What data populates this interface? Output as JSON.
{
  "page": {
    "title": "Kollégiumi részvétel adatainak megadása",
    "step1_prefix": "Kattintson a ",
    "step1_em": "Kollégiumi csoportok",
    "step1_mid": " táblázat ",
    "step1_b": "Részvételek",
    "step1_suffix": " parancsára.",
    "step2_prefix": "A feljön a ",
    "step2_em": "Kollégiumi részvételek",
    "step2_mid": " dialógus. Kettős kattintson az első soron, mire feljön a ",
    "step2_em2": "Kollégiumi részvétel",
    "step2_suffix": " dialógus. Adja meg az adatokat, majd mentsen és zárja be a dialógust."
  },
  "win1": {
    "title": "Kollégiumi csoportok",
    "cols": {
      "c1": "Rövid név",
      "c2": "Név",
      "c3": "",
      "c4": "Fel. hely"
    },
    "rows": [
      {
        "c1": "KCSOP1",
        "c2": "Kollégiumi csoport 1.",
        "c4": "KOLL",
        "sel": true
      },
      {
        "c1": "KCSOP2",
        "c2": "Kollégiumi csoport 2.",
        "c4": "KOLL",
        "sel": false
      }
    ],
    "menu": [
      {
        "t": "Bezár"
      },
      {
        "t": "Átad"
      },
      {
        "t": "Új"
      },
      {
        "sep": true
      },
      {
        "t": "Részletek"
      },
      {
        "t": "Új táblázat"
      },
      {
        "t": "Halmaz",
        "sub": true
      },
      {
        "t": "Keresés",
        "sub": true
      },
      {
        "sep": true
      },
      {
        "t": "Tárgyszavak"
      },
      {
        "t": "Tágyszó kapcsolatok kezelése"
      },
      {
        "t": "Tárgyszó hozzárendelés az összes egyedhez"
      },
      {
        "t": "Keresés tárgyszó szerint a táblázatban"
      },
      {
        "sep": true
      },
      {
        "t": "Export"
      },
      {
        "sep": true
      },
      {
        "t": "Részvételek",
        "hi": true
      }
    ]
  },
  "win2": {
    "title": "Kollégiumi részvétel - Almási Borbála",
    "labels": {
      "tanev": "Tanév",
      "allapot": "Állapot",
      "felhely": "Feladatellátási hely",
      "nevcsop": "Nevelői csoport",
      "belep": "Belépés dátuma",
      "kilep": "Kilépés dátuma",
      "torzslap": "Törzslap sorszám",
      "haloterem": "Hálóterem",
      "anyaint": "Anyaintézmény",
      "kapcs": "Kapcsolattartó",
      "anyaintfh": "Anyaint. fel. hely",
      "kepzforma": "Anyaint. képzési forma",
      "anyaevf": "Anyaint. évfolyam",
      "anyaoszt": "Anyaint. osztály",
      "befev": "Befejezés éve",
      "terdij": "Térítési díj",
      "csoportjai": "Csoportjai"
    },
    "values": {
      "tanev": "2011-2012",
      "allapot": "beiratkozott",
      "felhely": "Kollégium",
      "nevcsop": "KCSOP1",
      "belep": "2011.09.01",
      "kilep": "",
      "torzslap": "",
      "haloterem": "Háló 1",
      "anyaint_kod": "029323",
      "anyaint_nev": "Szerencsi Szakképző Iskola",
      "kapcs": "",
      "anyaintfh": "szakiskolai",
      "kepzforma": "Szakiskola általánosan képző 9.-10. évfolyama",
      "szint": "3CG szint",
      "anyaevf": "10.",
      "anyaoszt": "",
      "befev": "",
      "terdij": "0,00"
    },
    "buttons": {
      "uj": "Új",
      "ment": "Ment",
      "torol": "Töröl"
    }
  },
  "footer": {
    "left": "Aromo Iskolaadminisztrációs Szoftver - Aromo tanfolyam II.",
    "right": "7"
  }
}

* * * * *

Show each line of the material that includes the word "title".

    "title": "Kollégiumi részvétel adatainak megadása",
    "title": "Kollégiumi csoportok",
    "title": "Kollégiumi részvétel - Almási Borbála",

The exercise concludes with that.